In a landmark study, the University of Pennsylvania’s Dr. Martin Seligman, the thought leader behind positive psychology, found that people who wrote down “Three Good Things” daily for just one week benefited from improved happiness and decreased depressive symptoms for period of six months.
“For one week, participants were asked to write down three things that went well each day and their causes every night for one week. In addition, they were asked to provide a causal explanation for each good thing.”
The 59 study participants who recorded “Three Good Things” demonstrated increased scores on the Steen Happiness Index and decreased symptoms on the Center for Epidemiologic Studies Depression Scale (CES-D) relative to baseline. These benefits were statistically significant in comparison to the 70 patients in the placebo control arm, which means that the difference between the two groups could not be explained away purely by chance.
The resulting happiness difference between treatment and groups was not immediate, but once it emerged at the one month mark, it persisted steadily for the entire six months of the study.
If you’d like to make Three Good Things a regular part of your life, you might consider doing the exercise once a week instead of daily. In a randomized controlled study over a six week period, Dr. Sonja Lyubomirsky, of the University of California, Riverside, compared the effect of frequency. She discovered that once weekly is best.

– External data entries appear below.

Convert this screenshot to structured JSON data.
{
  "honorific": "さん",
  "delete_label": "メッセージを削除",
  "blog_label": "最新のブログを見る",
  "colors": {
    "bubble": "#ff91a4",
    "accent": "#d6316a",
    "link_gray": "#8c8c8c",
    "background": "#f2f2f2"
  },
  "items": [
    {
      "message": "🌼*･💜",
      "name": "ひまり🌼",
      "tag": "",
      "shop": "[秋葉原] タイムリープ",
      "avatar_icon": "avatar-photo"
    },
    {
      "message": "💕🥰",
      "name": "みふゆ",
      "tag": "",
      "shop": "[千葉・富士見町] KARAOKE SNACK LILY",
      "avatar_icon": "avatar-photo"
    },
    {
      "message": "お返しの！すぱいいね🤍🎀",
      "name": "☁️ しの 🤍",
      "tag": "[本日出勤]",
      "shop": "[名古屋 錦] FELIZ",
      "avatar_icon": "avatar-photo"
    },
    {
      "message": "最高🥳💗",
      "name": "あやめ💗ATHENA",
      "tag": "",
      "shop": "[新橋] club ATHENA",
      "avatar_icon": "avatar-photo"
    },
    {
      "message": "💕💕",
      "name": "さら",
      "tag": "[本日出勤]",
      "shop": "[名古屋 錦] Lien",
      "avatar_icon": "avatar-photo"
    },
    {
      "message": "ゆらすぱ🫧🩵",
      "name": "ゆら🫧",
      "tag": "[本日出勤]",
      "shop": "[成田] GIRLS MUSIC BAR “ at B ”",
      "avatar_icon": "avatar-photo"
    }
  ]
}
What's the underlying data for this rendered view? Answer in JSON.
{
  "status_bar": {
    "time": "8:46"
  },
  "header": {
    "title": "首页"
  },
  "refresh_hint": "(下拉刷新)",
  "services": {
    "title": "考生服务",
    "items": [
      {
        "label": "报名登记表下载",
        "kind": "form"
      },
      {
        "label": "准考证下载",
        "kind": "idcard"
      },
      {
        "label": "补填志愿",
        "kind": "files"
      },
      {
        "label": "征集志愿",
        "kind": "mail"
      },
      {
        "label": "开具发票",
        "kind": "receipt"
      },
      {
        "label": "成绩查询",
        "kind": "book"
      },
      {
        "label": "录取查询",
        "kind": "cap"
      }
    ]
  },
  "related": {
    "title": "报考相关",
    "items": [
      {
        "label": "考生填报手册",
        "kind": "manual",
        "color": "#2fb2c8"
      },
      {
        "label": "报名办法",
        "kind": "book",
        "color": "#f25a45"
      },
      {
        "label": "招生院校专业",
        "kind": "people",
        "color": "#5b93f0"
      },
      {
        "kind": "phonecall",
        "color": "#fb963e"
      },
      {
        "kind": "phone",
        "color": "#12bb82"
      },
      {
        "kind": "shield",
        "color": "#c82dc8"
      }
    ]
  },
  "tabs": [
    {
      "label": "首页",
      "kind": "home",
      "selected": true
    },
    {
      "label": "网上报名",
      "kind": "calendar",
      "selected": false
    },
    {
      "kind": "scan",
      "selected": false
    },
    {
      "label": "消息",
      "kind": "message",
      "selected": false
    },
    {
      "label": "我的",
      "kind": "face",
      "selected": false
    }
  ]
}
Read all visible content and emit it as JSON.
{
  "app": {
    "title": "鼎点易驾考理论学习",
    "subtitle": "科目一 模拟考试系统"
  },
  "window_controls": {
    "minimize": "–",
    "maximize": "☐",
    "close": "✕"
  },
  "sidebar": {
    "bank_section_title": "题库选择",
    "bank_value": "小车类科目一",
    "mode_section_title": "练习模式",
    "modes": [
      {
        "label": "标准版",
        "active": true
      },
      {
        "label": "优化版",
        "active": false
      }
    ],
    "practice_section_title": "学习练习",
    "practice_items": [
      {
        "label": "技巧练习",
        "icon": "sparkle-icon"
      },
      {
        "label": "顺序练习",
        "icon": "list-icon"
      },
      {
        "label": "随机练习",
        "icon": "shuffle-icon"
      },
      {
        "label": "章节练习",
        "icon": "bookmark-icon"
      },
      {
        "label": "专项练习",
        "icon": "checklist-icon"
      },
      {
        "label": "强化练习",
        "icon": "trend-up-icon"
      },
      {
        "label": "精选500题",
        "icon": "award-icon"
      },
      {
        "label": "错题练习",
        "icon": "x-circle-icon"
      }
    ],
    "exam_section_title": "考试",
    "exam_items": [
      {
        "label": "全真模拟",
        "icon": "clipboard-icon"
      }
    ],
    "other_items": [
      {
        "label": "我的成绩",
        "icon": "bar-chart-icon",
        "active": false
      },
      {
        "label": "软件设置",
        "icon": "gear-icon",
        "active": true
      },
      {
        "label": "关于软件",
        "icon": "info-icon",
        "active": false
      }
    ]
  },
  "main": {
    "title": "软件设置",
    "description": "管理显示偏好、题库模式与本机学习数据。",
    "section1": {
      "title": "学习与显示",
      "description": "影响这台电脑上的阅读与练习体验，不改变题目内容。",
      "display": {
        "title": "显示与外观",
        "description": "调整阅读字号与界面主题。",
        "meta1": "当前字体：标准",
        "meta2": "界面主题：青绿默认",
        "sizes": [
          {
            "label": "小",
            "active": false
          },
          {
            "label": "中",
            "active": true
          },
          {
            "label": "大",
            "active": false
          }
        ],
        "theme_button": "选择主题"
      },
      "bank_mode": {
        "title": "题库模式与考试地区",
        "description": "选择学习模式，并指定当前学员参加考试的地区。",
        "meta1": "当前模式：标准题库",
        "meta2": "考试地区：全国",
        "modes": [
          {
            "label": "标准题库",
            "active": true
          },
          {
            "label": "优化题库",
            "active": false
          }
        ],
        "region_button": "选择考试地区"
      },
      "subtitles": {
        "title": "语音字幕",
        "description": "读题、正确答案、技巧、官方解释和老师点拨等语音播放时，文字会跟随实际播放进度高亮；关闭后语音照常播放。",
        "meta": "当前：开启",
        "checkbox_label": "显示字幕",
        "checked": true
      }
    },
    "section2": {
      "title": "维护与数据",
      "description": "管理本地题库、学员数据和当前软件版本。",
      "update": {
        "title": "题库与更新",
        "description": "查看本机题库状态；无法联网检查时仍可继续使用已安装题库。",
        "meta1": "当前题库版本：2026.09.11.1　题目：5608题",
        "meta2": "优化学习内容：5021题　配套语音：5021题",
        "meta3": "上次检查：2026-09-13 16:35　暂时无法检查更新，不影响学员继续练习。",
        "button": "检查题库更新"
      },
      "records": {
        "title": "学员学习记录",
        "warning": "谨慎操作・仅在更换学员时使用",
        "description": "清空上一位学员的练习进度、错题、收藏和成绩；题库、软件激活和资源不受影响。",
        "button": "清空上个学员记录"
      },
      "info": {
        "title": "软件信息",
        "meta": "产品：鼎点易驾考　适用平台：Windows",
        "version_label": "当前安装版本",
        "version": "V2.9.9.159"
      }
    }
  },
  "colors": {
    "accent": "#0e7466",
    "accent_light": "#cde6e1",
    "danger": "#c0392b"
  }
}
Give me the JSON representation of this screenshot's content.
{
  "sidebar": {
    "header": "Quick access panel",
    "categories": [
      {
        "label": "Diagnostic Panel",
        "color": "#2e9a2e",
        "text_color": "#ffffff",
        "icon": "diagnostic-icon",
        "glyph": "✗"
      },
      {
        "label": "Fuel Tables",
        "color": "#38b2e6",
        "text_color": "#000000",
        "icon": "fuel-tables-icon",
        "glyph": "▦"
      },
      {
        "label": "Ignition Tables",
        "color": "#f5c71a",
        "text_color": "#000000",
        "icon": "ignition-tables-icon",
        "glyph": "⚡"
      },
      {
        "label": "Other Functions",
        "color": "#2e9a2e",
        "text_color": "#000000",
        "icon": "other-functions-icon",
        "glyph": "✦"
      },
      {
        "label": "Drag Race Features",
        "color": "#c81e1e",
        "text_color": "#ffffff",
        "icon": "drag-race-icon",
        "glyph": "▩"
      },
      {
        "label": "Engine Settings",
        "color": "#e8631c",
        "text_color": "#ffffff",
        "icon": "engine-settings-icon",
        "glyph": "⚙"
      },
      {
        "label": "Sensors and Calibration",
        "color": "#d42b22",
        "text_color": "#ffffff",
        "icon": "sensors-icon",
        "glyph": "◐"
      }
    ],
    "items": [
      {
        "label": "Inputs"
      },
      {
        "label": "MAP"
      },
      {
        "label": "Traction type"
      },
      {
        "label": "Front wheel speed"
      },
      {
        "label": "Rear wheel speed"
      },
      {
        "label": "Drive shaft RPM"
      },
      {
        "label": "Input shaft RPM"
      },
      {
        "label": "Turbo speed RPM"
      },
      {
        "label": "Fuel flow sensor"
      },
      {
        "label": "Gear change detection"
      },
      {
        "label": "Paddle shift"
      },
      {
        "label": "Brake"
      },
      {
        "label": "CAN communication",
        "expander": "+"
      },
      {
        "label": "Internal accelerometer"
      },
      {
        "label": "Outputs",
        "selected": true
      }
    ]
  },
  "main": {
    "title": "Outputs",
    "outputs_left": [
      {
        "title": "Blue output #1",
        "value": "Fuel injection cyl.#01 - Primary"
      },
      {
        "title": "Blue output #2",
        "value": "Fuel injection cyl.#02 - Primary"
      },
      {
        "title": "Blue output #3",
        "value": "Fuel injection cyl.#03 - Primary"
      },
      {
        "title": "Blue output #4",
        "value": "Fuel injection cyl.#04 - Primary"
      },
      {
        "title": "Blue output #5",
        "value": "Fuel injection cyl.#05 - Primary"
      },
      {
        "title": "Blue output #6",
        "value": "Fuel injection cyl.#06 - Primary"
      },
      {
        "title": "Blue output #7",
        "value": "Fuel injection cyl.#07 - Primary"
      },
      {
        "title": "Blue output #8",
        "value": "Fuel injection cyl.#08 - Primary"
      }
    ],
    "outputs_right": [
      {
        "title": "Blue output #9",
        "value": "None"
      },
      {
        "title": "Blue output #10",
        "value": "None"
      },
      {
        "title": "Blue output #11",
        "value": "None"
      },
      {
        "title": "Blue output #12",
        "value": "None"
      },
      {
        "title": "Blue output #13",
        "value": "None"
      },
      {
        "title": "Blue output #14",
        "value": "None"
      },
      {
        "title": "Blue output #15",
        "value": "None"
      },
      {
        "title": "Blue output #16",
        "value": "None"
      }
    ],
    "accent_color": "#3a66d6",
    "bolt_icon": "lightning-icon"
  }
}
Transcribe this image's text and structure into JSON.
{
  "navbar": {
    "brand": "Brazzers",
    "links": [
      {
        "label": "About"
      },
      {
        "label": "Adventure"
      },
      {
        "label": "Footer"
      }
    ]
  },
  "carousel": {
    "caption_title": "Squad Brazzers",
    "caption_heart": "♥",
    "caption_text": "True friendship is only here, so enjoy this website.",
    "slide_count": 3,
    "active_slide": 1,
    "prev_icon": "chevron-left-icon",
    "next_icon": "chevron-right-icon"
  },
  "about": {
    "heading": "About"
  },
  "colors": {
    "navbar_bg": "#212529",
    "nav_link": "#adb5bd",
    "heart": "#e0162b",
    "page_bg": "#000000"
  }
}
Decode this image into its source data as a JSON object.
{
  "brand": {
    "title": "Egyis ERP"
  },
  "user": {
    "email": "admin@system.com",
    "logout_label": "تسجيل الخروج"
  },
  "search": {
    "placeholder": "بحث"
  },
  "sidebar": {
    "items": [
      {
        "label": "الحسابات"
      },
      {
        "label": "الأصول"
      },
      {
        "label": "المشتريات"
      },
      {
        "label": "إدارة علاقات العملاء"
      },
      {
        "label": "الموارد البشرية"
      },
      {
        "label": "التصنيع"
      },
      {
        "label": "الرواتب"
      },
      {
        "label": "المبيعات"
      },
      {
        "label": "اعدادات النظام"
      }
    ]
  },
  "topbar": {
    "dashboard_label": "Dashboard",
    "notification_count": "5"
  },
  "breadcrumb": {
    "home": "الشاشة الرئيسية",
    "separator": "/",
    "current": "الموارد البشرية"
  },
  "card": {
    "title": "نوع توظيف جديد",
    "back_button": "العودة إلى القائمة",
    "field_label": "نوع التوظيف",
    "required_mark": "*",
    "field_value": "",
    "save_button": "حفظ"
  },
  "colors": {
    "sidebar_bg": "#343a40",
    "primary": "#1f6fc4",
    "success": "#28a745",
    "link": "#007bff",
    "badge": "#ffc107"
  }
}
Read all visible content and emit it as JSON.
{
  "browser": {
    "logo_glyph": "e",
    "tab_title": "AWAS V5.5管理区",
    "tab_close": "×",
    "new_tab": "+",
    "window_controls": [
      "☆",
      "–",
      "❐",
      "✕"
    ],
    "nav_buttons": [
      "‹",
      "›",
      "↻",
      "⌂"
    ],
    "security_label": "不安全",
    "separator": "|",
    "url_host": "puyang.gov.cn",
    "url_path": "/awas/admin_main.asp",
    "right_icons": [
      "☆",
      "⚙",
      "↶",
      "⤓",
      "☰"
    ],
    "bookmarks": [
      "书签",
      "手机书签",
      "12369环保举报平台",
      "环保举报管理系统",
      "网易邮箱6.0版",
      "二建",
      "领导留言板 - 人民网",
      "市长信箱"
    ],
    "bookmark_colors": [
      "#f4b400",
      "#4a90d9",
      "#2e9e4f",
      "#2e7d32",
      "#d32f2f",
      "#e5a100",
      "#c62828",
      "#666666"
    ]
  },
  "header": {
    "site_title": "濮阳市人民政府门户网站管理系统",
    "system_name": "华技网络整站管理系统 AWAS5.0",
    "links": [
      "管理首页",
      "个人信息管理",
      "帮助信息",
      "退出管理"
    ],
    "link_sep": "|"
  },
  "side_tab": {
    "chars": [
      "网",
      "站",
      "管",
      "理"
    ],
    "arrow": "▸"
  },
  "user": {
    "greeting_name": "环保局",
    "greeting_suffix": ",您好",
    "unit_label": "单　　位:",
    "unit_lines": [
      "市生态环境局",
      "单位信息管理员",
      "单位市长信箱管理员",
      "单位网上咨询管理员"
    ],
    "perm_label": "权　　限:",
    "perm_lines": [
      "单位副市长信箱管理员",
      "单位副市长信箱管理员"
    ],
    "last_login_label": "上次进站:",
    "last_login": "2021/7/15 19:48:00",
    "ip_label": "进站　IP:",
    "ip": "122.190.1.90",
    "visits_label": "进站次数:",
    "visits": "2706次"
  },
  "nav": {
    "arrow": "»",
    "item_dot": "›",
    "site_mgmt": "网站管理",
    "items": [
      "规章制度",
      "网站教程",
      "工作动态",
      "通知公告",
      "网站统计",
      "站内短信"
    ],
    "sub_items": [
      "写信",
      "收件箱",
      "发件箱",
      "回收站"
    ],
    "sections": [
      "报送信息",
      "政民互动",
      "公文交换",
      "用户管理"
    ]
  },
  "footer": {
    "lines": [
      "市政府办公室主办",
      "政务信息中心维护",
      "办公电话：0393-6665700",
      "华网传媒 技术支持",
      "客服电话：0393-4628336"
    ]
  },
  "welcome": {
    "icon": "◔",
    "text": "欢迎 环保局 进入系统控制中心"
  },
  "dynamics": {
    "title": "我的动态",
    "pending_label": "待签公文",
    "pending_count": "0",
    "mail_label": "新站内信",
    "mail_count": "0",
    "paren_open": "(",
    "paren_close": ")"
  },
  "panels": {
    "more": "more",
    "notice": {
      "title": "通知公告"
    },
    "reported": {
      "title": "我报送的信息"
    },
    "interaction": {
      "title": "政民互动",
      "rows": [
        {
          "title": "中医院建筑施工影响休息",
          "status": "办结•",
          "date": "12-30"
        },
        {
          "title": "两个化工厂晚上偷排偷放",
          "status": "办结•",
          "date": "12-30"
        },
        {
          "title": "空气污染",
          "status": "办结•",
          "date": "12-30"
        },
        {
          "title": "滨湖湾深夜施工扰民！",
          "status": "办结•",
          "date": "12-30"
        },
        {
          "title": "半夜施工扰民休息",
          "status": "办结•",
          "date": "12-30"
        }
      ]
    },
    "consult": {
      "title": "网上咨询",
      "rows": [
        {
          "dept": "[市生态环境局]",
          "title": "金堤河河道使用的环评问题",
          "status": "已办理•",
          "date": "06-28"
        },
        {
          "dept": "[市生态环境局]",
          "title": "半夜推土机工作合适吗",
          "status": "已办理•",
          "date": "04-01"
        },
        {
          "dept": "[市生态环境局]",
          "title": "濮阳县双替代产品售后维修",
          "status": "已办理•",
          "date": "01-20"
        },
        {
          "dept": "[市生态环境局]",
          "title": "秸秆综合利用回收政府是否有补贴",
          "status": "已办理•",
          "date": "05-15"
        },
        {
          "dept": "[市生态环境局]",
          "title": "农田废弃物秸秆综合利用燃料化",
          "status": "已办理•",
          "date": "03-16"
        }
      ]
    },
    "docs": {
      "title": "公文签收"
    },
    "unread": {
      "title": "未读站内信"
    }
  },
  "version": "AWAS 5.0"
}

Students were asked to “think about the things for which they are grateful” either once a week or three times a week. A third arm of control participants participated in the happiness assessments, but did not do any gratitude exercises. Only the once weekly group had measured improvements in happiness. The results of these two studies suggest that over periods longer than one week, there may be an optimal frequency above which gratitude exercises start to lose effect. “Perhaps counting their blessings several time a week led them to tire of the practice, finding it less fresh and meaningful over time,” say the study authors.
What are your Three Good Things this week?